Brief:
Filter the listing for lines containing "title".
────────────────────
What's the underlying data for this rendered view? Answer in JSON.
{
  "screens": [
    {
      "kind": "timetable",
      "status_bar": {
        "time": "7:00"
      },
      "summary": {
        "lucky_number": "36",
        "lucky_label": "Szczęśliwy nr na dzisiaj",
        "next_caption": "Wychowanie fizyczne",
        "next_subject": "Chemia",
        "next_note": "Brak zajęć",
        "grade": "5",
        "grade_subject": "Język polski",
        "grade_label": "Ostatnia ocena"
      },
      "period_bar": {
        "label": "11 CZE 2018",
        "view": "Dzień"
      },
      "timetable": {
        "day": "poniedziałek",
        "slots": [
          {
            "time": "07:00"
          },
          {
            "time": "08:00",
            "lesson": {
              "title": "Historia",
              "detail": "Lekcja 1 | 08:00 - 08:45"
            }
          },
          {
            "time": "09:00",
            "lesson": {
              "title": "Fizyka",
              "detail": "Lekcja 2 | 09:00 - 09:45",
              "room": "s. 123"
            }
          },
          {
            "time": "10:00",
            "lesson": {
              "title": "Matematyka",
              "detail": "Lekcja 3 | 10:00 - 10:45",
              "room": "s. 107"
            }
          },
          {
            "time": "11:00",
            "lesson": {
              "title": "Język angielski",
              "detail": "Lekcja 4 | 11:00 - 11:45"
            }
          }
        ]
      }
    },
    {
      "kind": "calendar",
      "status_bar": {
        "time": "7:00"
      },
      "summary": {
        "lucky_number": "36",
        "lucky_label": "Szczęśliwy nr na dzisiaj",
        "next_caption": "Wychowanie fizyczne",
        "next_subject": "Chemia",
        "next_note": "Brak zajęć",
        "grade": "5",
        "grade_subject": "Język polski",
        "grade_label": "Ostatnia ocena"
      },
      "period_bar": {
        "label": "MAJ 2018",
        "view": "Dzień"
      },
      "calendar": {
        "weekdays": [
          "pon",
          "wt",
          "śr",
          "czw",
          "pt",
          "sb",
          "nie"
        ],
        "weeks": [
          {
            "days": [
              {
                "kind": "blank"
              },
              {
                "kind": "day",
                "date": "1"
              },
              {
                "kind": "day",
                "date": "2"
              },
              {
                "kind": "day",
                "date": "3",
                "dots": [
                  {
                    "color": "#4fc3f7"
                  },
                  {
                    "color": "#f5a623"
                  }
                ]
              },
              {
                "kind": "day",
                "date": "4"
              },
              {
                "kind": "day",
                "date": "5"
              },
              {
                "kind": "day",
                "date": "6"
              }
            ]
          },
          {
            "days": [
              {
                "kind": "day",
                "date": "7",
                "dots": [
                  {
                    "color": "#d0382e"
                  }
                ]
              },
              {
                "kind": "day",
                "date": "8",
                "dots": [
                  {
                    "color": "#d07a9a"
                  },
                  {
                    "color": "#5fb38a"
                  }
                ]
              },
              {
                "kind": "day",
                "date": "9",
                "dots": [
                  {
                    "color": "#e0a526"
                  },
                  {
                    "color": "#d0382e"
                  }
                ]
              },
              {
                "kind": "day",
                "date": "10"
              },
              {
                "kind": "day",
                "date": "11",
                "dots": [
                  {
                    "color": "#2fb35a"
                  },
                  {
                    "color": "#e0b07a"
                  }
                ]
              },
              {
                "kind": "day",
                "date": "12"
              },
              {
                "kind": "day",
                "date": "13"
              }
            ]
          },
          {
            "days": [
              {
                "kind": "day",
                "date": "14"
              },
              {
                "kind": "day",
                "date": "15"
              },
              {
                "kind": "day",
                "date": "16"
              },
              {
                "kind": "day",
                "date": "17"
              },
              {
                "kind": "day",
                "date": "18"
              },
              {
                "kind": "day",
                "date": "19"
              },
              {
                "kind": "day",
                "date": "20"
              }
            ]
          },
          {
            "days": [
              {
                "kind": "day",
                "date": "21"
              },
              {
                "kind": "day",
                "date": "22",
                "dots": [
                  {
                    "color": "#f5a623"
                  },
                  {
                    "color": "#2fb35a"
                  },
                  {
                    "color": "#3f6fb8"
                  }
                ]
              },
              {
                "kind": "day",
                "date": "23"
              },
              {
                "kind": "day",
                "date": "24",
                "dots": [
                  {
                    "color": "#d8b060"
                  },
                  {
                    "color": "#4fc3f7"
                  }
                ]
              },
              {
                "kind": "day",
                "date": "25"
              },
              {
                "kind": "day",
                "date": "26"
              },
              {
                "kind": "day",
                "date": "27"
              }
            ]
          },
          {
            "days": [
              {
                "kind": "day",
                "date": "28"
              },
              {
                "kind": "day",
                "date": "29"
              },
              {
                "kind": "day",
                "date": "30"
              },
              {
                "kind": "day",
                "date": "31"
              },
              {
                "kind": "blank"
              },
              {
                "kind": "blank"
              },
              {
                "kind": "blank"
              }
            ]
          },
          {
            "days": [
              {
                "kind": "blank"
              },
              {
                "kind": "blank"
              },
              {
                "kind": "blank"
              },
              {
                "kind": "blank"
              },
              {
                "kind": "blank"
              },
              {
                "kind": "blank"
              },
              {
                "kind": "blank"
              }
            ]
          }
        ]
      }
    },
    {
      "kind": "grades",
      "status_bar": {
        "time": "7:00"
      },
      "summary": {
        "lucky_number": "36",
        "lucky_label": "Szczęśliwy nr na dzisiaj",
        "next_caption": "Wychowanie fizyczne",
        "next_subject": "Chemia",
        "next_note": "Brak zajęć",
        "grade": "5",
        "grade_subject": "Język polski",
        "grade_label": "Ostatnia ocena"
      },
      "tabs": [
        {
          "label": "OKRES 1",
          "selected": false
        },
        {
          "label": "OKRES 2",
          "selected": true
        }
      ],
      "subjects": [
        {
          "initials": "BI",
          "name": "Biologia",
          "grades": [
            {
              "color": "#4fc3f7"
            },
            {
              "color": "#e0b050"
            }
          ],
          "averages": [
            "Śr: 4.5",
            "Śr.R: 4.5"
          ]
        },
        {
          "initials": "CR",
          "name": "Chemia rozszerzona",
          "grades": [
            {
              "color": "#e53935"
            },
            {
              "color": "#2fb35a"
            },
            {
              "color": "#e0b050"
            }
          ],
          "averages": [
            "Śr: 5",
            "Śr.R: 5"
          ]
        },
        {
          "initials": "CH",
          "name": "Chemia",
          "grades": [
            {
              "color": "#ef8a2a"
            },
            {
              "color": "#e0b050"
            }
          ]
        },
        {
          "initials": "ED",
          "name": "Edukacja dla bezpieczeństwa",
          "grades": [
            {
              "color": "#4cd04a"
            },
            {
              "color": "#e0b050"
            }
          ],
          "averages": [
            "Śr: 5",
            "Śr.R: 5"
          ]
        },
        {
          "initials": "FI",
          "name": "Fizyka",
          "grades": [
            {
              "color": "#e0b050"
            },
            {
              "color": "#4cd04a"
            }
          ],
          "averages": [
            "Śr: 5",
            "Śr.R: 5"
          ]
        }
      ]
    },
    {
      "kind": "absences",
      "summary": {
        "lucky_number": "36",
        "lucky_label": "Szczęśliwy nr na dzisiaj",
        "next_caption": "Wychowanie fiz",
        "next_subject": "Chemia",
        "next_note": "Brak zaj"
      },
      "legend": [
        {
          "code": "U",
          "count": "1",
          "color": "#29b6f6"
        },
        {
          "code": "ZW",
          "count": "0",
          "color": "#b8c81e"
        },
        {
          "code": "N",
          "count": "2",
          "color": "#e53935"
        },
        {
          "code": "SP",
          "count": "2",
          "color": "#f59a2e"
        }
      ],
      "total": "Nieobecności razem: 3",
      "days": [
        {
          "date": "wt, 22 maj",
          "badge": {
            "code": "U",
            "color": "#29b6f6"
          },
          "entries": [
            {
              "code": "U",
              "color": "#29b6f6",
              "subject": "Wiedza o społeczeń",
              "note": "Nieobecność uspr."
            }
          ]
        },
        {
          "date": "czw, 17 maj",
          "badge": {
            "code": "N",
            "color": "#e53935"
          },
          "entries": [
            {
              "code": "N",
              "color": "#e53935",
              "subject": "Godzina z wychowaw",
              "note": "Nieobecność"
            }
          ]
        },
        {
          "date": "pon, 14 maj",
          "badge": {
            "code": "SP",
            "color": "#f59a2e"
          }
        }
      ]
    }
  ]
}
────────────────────
Written response:
              "title": "Historia",
              "title": "Fizyka",
              "title": "Matematyka",
              "title": "Język angielski",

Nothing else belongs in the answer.